PROBLEM STATEMENT
Would you repeat the entries below word for word and omit the pictures?

• • • • •

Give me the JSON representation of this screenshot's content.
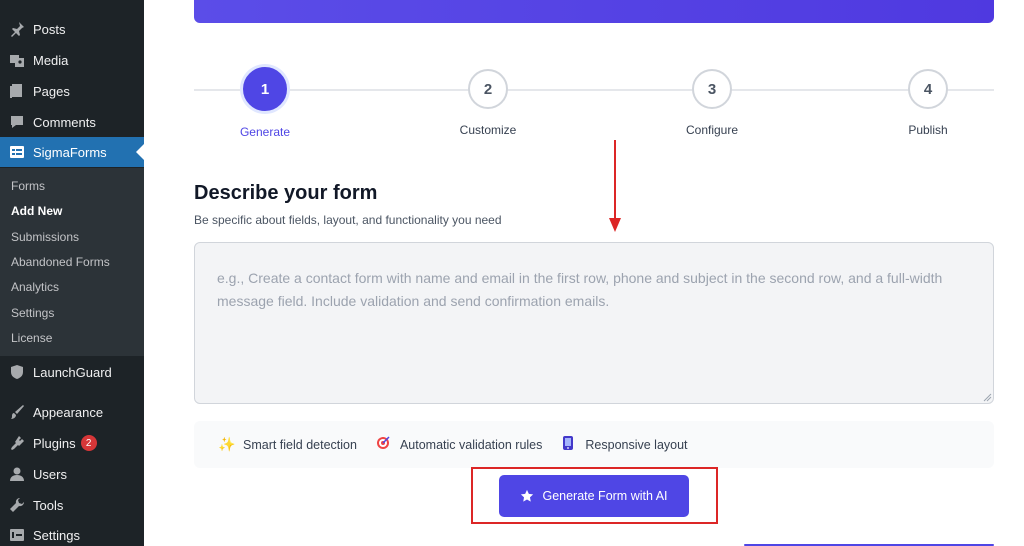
{
  "sidebar": {
    "items": [
      {
        "label": "Posts",
        "icon": "pin-icon"
      },
      {
        "label": "Media",
        "icon": "media-icon"
      },
      {
        "label": "Pages",
        "icon": "pages-icon"
      },
      {
        "label": "Comments",
        "icon": "comment-icon"
      },
      {
        "label": "SigmaForms",
        "icon": "form-icon"
      },
      {
        "label": "LaunchGuard",
        "icon": "shield-icon"
      },
      {
        "label": "Appearance",
        "icon": "brush-icon"
      },
      {
        "label": "Plugins",
        "icon": "plugin-icon",
        "badge": "2"
      },
      {
        "label": "Users",
        "icon": "user-icon"
      },
      {
        "label": "Tools",
        "icon": "wrench-icon"
      },
      {
        "label": "Settings",
        "icon": "settings-icon"
      }
    ],
    "submenu": [
      "Forms",
      "Add New",
      "Submissions",
      "Abandoned Forms",
      "Analytics",
      "Settings",
      "License"
    ],
    "active_color": "#2271b1"
  },
  "stepper": {
    "steps": [
      {
        "number": "1",
        "label": "Generate"
      },
      {
        "number": "2",
        "label": "Customize"
      },
      {
        "number": "3",
        "label": "Configure"
      },
      {
        "number": "4",
        "label": "Publish"
      }
    ],
    "active_color": "#4f46e5"
  },
  "form": {
    "title": "Describe your form",
    "subtitle": "Be specific about fields, layout, and functionality you need",
    "placeholder": "e.g., Create a contact form with name and email in the first row, phone and subject in the second row, and a full-width message field. Include validation and send confirmation emails."
  },
  "features": [
    {
      "label": "Smart field detection",
      "icon": "sparkle-icon"
    },
    {
      "label": "Automatic validation rules",
      "icon": "target-icon"
    },
    {
      "label": "Responsive layout",
      "icon": "phone-icon"
    }
  ],
  "generate_button": {
    "label": "Generate Form with AI",
    "icon": "star-icon"
  },
  "annotation_color": "#dc2626"
}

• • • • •

TASK OUTPUT
Give me the JSON representation of this screenshot's content.
{
  "sidebar": {
    "items": [
      {
        "label": "Posts",
        "icon": "pin-icon"
      },
      {
        "label": "Media",
        "icon": "media-icon"
      },
      {
        "label": "Pages",
        "icon": "pages-icon"
      },
      {
        "label": "Comments",
        "icon": "comment-icon"
      },
      {
        "label": "SigmaForms",
        "icon": "form-icon"
      },
      {
        "label": "LaunchGuard",
        "icon": "shield-icon"
      },
      {
        "label": "Appearance",
        "icon": "brush-icon"
      },
      {
        "label": "Plugins",
        "icon": "plugin-icon",
        "badge": "2"
      },
      {
        "label": "Users",
        "icon": "user-icon"
      },
      {
        "label": "Tools",
        "icon": "wrench-icon"
      },
      {
        "label": "Settings",
        "icon": "settings-icon"
      }
    ],
    "submenu": [
      "Forms",
      "Add New",
      "Submissions",
      "Abandoned Forms",
      "Analytics",
      "Settings",
      "License"
    ],
    "active_color": "#2271b1"
  },
  "stepper": {
    "steps": [
      {
        "number": "1",
        "label": "Generate"
      },
      {
        "number": "2",
        "label": "Customize"
      },
      {
        "number": "3",
        "label": "Configure"
      },
      {
        "number": "4",
        "label": "Publish"
      }
    ],
    "active_color": "#4f46e5"
  },
  "form": {
    "title": "Describe your form",
    "subtitle": "Be specific about fields, layout, and functionality you need",
    "placeholder": "e.g., Create a contact form with name and email in the first row, phone and subject in the second row, and a full-width message field. Include validation and send confirmation emails."
  },
  "features": [
    {
      "label": "Smart field detection",
      "icon": "sparkle-icon"
    },
    {
      "label": "Automatic validation rules",
      "icon": "target-icon"
    },
    {
      "label": "Responsive layout",
      "icon": "phone-icon"
    }
  ],
  "generate_button": {
    "label": "Generate Form with AI",
    "icon": "star-icon"
  },
  "annotation_color": "#dc2626"
}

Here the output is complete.